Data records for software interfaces
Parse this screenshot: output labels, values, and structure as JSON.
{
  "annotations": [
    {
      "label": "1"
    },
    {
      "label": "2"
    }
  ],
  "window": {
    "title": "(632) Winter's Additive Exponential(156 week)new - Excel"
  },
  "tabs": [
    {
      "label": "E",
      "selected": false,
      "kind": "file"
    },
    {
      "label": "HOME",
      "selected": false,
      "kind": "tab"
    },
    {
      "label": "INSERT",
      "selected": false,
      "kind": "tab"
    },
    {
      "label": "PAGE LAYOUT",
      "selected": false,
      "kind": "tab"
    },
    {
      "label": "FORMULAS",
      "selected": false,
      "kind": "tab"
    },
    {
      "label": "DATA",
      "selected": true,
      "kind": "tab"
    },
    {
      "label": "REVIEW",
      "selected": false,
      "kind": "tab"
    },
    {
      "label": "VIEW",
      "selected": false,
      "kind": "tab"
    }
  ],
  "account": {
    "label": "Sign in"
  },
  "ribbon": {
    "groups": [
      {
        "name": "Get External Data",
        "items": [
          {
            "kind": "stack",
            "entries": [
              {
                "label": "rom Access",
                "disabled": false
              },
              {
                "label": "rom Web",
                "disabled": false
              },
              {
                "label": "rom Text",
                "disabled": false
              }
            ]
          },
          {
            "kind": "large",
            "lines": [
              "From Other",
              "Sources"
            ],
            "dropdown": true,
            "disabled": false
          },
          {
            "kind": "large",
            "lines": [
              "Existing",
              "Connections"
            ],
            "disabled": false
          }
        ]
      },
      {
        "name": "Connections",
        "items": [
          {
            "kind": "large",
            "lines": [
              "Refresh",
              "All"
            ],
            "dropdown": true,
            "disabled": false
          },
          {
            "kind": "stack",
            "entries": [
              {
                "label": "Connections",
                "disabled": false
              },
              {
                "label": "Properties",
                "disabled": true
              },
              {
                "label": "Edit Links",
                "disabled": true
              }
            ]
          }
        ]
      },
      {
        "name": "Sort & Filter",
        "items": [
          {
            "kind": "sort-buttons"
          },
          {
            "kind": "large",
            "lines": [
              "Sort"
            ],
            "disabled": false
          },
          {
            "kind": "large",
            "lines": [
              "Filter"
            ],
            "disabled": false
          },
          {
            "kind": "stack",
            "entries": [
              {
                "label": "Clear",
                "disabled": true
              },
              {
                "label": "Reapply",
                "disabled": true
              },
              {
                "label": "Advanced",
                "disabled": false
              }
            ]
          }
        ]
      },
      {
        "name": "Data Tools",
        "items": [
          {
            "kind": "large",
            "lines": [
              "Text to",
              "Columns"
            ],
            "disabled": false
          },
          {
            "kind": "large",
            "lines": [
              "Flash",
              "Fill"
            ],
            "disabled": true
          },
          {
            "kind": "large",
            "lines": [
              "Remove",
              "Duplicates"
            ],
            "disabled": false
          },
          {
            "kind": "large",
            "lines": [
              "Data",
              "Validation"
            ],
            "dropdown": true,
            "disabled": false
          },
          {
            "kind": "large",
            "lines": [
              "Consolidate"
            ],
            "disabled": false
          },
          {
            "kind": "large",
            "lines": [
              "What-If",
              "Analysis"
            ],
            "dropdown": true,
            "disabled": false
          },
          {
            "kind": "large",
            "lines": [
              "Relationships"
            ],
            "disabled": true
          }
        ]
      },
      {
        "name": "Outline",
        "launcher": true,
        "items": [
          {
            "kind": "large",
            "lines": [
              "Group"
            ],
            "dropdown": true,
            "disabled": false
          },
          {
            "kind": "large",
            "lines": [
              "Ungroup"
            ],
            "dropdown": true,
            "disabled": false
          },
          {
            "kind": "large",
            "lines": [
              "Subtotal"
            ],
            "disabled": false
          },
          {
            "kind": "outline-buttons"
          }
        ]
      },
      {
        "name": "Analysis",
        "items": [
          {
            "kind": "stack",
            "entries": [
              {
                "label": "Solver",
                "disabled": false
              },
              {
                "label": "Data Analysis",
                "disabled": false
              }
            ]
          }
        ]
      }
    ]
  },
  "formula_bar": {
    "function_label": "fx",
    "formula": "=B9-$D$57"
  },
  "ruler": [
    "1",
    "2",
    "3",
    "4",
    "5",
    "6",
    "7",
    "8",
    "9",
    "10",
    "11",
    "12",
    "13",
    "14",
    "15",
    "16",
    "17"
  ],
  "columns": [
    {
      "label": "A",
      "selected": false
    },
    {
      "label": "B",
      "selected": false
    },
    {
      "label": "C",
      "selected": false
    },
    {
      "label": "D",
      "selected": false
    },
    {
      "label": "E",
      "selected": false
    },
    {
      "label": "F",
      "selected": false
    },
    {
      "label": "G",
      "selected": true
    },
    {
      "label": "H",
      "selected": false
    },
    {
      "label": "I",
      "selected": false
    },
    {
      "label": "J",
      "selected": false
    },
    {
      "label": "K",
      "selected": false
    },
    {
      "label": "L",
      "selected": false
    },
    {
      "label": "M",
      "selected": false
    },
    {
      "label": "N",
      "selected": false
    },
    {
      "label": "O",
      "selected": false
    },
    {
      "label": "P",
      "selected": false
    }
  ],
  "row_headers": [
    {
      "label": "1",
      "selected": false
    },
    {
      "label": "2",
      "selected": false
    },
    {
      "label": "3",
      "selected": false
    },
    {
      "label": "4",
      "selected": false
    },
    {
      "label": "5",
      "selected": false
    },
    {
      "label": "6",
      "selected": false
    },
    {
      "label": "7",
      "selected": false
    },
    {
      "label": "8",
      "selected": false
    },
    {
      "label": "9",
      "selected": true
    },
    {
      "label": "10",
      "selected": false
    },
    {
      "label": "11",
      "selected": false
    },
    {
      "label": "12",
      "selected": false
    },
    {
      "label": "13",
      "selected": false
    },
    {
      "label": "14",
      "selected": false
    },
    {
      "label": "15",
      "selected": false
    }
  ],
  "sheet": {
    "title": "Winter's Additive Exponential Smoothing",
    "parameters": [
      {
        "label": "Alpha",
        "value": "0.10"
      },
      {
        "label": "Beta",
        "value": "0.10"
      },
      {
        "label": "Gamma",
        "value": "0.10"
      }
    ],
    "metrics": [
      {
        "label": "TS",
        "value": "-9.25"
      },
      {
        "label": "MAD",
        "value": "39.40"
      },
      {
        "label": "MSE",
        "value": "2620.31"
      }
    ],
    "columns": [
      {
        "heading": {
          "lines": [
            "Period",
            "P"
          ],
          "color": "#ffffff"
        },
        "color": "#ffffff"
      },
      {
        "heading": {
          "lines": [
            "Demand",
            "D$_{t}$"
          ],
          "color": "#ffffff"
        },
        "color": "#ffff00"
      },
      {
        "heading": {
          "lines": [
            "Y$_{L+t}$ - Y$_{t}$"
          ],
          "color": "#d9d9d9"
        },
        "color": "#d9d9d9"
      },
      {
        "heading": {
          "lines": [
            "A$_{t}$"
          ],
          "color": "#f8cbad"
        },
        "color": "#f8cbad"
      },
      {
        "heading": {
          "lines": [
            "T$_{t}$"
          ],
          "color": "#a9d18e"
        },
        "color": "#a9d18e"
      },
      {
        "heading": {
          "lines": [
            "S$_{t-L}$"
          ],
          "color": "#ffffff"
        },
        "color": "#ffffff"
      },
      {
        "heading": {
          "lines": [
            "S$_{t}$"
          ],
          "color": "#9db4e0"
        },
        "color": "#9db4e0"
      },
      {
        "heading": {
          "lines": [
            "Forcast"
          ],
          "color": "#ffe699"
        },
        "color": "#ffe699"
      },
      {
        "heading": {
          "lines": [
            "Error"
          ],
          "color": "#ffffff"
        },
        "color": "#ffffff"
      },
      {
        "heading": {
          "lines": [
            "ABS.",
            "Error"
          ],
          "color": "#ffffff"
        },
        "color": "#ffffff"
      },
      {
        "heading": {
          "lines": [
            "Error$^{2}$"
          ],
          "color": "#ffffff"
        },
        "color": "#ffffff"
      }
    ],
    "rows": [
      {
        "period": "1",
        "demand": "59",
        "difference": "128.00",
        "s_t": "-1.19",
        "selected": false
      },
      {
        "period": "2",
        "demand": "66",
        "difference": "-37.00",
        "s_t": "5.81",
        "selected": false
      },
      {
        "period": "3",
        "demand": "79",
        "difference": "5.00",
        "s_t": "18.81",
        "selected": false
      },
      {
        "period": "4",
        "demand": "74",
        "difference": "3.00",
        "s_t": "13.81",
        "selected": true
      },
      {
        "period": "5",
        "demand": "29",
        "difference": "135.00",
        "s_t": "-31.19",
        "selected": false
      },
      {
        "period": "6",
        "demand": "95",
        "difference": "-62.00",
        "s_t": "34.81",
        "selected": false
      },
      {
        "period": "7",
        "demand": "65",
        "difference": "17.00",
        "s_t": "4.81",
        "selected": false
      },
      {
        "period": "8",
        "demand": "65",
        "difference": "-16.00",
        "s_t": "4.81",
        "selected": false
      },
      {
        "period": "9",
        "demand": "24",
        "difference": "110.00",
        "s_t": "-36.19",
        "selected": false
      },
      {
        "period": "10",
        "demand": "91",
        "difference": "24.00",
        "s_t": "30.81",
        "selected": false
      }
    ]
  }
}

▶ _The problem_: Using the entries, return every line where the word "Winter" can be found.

▶ _Response below_:
    "title": "(632) Winter's Additive Exponential(156 week)new - Excel"
    "title": "Winter's Additive Exponential Smoothing",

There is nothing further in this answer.